What the exercise asks »
Where in the listing does the string "Health" appear? Copy every line that holds it.

Supplied records »
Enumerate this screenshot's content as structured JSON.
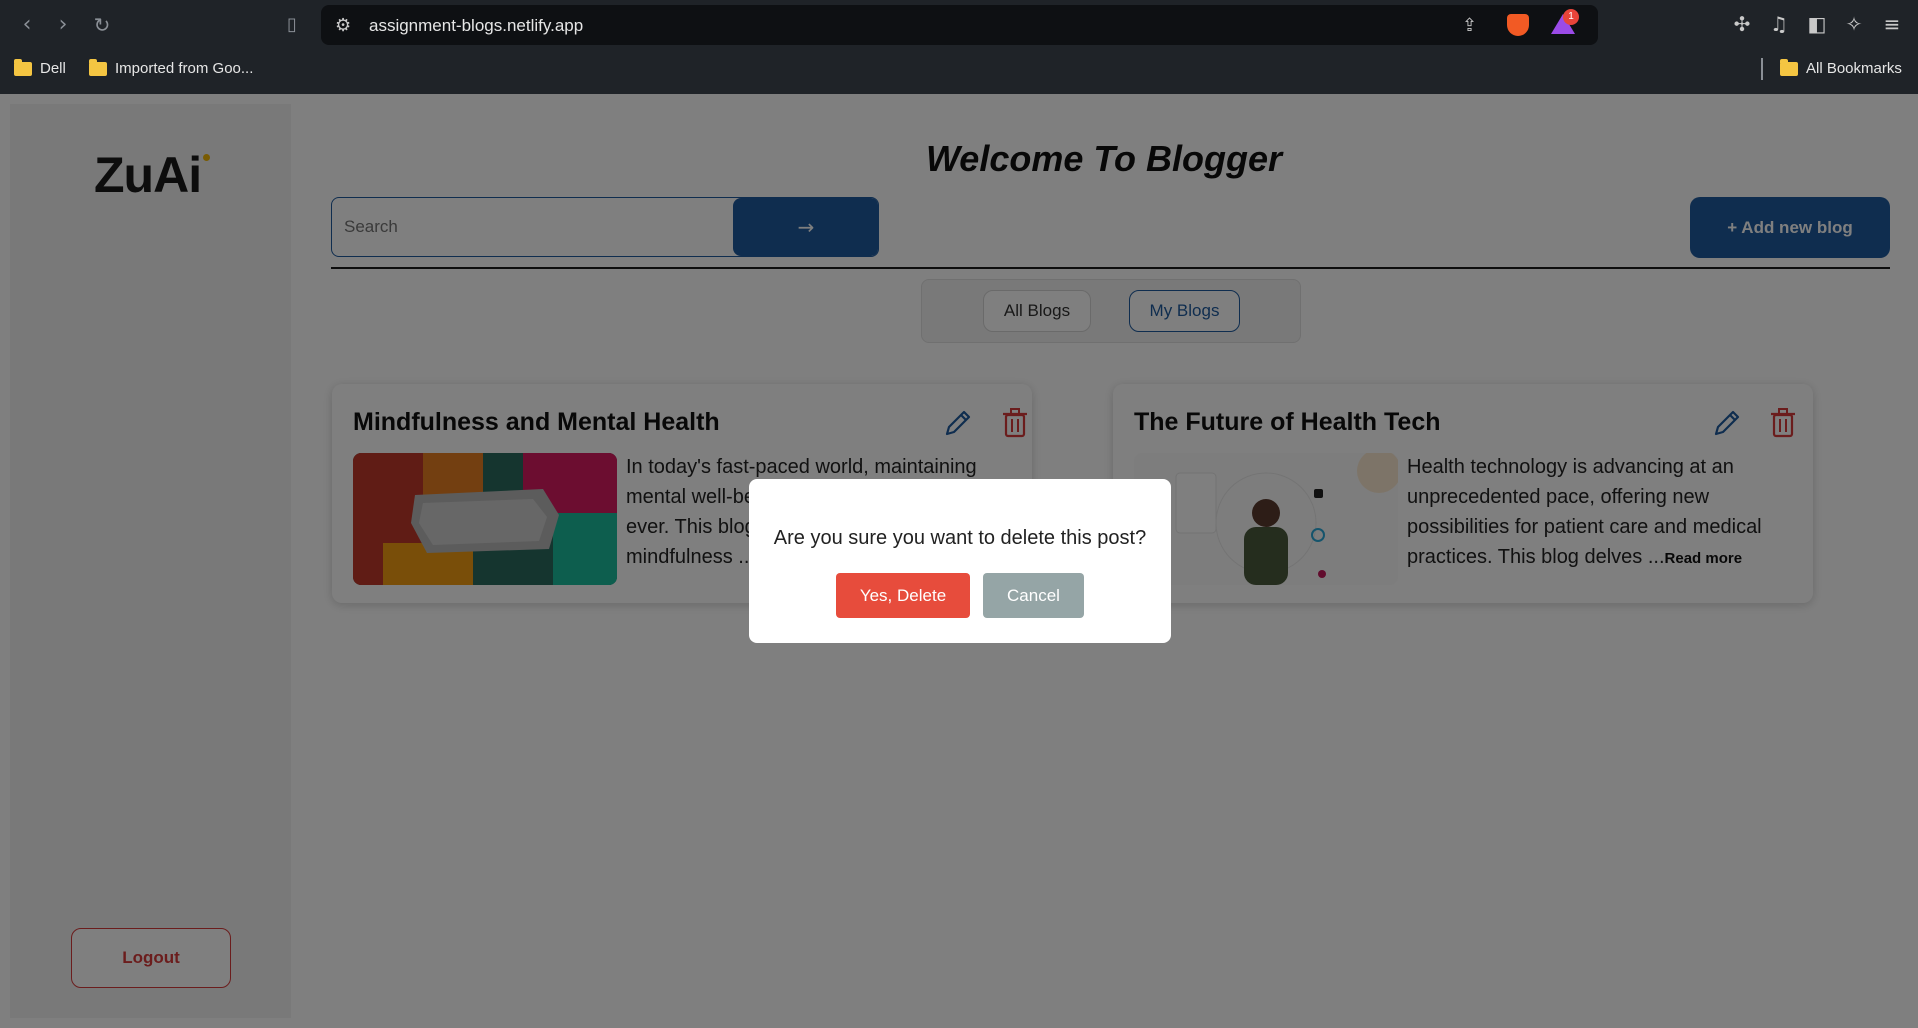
{
  "browser": {
    "url": "assignment-blogs.netlify.app",
    "shield_badge": "1",
    "bookmarks": [
      "Dell",
      "Imported from Goo..."
    ],
    "all_bookmarks": "All Bookmarks"
  },
  "sidebar": {
    "logo": "ZuAi",
    "logout_label": "Logout"
  },
  "header": {
    "title": "Welcome To Blogger",
    "search_placeholder": "Search",
    "search_button_icon": "→",
    "add_button_label": "+ Add new blog"
  },
  "tabs": {
    "all": "All Blogs",
    "mine": "My Blogs"
  },
  "posts": [
    {
      "title": "Mindfulness and Mental Health",
      "excerpt": "In today's fast-paced world, maintaining mental well-being is more important than ever. This blog explores the practice of mindfulness ..."
    },
    {
      "title": "The Future of Health Tech",
      "excerpt": "Health technology is advancing at an unprecedented pace, offering new possibilities for patient care and medical practices. This blog delves ...",
      "read_more": "Read more"
    }
  ],
  "dialog": {
    "message": "Are you sure you want to delete this post?",
    "confirm_label": "Yes, Delete",
    "cancel_label": "Cancel"
  },
  "colors": {
    "primary": "#1e5a9e",
    "danger": "#e74c3c",
    "cancel": "#95a5a6"
  }
}
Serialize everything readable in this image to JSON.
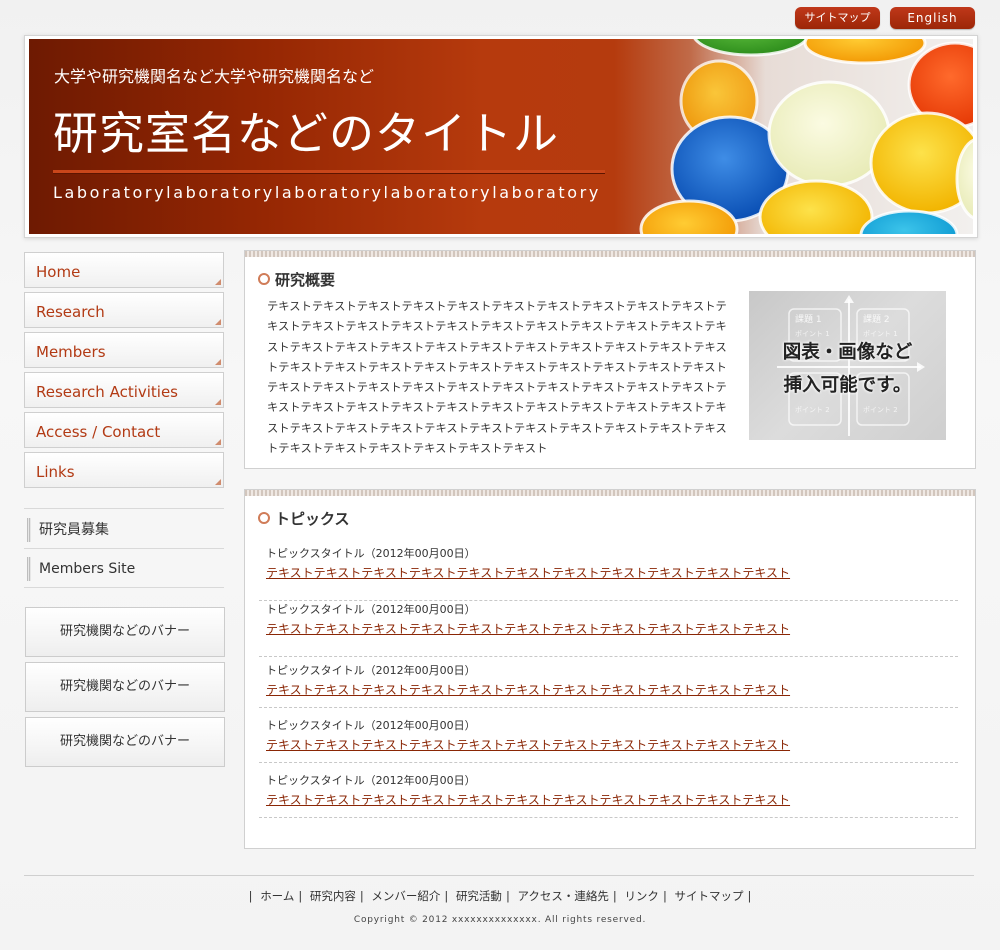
{
  "top_buttons": {
    "sitemap": "サイトマップ",
    "english": "English"
  },
  "header": {
    "subtitle": "大学や研究機関名など大学や研究機関名など",
    "title": "研究室名などのタイトル",
    "english": "Laboratorylaboratorylaboratorylaboratorylaboratory"
  },
  "nav": [
    {
      "label": "Home"
    },
    {
      "label": "Research"
    },
    {
      "label": "Members"
    },
    {
      "label": "Research Activities"
    },
    {
      "label": "Access / Contact"
    },
    {
      "label": "Links"
    }
  ],
  "sub_links": [
    {
      "label": "研究員募集"
    },
    {
      "label": "Members Site"
    }
  ],
  "banners": [
    {
      "label": "研究機関などのバナー"
    },
    {
      "label": "研究機関などのバナー"
    },
    {
      "label": "研究機関などのバナー"
    }
  ],
  "research": {
    "heading": "研究概要",
    "body": "テキストテキストテキストテキストテキストテキストテキストテキストテキストテキストテキストテキストテキストテキストテキストテキストテキストテキストテキストテキストテキストテキストテキストテキストテキストテキストテキストテキストテキストテキストテキストテキストテキストテキストテキストテキストテキストテキストテキストテキストテキストテキストテキストテキストテキストテキストテキストテキストテキストテキストテキストテキストテキストテキストテキストテキストテキストテキストテキストテキストテキストテキストテキストテキストテキストテキストテキストテキストテキストテキストテキストテキストテキストテキストテキストテキストテキストテキスト",
    "figure": {
      "label_line1": "図表・画像など",
      "label_line2": "挿入可能です。",
      "task1": "課題 1",
      "task2": "課題 2",
      "point1": "ポイント 1",
      "point2": "ポイント 2"
    }
  },
  "topics": {
    "heading": "トピックス",
    "items": [
      {
        "title": "トピックスタイトル（2012年00月00日）",
        "link": "テキストテキストテキストテキストテキストテキストテキストテキストテキストテキストテキスト"
      },
      {
        "title": "トピックスタイトル（2012年00月00日）",
        "link": "テキストテキストテキストテキストテキストテキストテキストテキストテキストテキストテキスト"
      },
      {
        "title": "トピックスタイトル（2012年00月00日）",
        "link": "テキストテキストテキストテキストテキストテキストテキストテキストテキストテキストテキスト"
      },
      {
        "title": "トピックスタイトル（2012年00月00日）",
        "link": "テキストテキストテキストテキストテキストテキストテキストテキストテキストテキストテキスト"
      },
      {
        "title": "トピックスタイトル（2012年00月00日）",
        "link": "テキストテキストテキストテキストテキストテキストテキストテキストテキストテキストテキスト"
      }
    ]
  },
  "footer": {
    "nav": [
      "ホーム",
      "研究内容",
      "メンバー紹介",
      "研究活動",
      "アクセス・連絡先",
      "リンク",
      "サイトマップ"
    ],
    "separator": "|",
    "copyright": "Copyright © 2012 xxxxxxxxxxxxxx. All rights reserved."
  },
  "colors": {
    "accent": "#a82e0a",
    "link": "#8a2605",
    "nav_text": "#b23a14"
  }
}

Response to this exercise »
      "title": "Mindfulness and Mental Health",
      "title": "The Future of Health Tech",
      "excerpt": "Health technology is advancing at an unprecedented pace, offering new possibilities for patient care and medical practices. This blog delves ...",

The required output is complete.